Several captured fingerprints did not fit completely within the bounding box slices defined on the ink card scans. Because this is typically not corrected when digitizing inked cards in bulk due to feasibility, it was also not corrected in SD 300, as the dataset was designed to be representative of operational law-enforcement datasets. In many cases, a large percentage of the ridge structure is present and is still enough with which to extract features.

Some adjustments to images were made when non-fingerprint information was visible in the sliced images. In the event this information, such as arrest circumstances or signatures, was visible, the image was cropped or omitted from SD 300.

For image slices depicting simultaneous finger captures (finger positions 13 and 14), The nfseg fingerprint segmenter, distributed with NIST Biometric Image Software (NBIS), was used to segment the slap images (finger positions 13 and 14) and create rectangular polygons around the 1–4 individual fingers present in the slice. These coordinates were used to segment the simultaneous captures into individual images.

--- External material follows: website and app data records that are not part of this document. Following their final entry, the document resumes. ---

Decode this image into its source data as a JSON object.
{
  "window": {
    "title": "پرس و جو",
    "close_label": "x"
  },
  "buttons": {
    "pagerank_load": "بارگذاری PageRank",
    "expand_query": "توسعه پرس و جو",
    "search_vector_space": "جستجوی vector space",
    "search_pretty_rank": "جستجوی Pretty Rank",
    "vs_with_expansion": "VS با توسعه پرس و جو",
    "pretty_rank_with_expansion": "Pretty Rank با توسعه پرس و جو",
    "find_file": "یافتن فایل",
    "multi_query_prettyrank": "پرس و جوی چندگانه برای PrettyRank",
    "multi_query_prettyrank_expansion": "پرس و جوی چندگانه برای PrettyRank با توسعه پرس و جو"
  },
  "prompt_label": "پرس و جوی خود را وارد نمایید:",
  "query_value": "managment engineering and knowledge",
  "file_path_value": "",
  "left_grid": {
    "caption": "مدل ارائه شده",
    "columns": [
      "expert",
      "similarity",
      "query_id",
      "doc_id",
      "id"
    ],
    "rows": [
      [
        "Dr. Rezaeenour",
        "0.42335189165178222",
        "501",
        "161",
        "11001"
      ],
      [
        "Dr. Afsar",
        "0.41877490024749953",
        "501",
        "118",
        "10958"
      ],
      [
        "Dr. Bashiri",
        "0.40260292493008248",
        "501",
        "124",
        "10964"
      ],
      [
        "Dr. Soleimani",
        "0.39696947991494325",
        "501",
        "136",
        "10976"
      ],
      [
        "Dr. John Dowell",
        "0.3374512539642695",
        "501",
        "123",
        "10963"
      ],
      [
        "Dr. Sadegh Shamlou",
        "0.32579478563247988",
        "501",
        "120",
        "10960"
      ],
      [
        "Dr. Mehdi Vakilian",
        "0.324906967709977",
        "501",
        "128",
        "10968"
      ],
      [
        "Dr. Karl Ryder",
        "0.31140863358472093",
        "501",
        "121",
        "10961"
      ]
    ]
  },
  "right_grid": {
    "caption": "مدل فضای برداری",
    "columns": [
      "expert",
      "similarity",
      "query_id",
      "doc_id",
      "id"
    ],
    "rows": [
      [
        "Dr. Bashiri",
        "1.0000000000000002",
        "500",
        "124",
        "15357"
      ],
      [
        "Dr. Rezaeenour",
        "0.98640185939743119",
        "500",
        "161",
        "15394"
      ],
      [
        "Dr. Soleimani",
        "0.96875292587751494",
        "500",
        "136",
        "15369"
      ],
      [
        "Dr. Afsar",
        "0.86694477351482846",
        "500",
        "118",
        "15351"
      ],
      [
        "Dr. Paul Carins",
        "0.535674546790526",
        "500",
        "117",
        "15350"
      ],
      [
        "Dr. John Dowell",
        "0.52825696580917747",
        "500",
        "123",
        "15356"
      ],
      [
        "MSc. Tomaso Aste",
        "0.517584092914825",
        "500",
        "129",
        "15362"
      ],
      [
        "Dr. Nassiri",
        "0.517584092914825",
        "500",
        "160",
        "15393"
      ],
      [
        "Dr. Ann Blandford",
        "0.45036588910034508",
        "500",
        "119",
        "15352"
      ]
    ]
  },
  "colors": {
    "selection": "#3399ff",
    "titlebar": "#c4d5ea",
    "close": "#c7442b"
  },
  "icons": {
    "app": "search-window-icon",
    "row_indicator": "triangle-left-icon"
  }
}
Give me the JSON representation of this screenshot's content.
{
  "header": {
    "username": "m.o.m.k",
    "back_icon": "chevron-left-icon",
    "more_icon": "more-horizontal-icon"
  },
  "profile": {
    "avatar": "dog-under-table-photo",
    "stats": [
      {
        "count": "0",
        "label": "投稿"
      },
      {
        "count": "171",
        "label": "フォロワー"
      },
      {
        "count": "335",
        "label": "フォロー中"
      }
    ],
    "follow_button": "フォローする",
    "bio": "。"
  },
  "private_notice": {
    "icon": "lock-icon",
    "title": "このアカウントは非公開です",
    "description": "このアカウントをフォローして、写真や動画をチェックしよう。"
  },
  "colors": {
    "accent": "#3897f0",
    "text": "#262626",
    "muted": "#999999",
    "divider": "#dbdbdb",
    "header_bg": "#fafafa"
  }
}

The coordinates are provided as part of SD 300. All subjects whose biometrics appeared on these arrest cards were confirmed to be deceased by the FBI. 

Here is the User's Guide for SD 300


Please visit our dataset request website to download the data. 

  • SD300a is the dataset in 500ppi with PNG formatting.  [6.4GB]

More Information

A fingerprint data mailing list will be used to announce new fingerprint special databases, changes to existing databases or release of existing databases in different formatting and resolutions.

This dataset has been reviewed and approved by the NIST Human Subjects Protection Office.



Fiumara G, Flanagan P, Grantham J, Bandini B, Ko K, Libert J, NIST Special Database 300 Uncompressed Plain and Rolled Images from Fingerprint Cards, National Institute of Standards and Technology, (Accessed 2019-12-17)

User's Guide:

Fiumara G, Flanagan P, Grantham J, Bandini B, Ko K, Libert J, NIST Special Database 300 Uncompressed Plain and Rolled Images from Fingerprint Cards. NIST Technical Note 1993. 


@techreport{sd300,     Author = {Gregory Fiumara and Patricia Flanagan and John Grantham and Bruce Bandini and Kenneth Ko and John Libert},     DOI = {10.6028/NIST.TN.1993},     Institution = {National Institute of Standards and Technology},     Month = jun,     Number = {1993},     Title = {National Institute of Standards and Technology Special Database 300:Uncompressed Plain and Rolled Images from Fingerprint Cards},     Type = {Technical Note},     Year = {2018} }

Associated Links

Biometric Special Data and Software
ANSI/NIST-ITL standard 




Created May 4, 2018, Updated December 18, 2019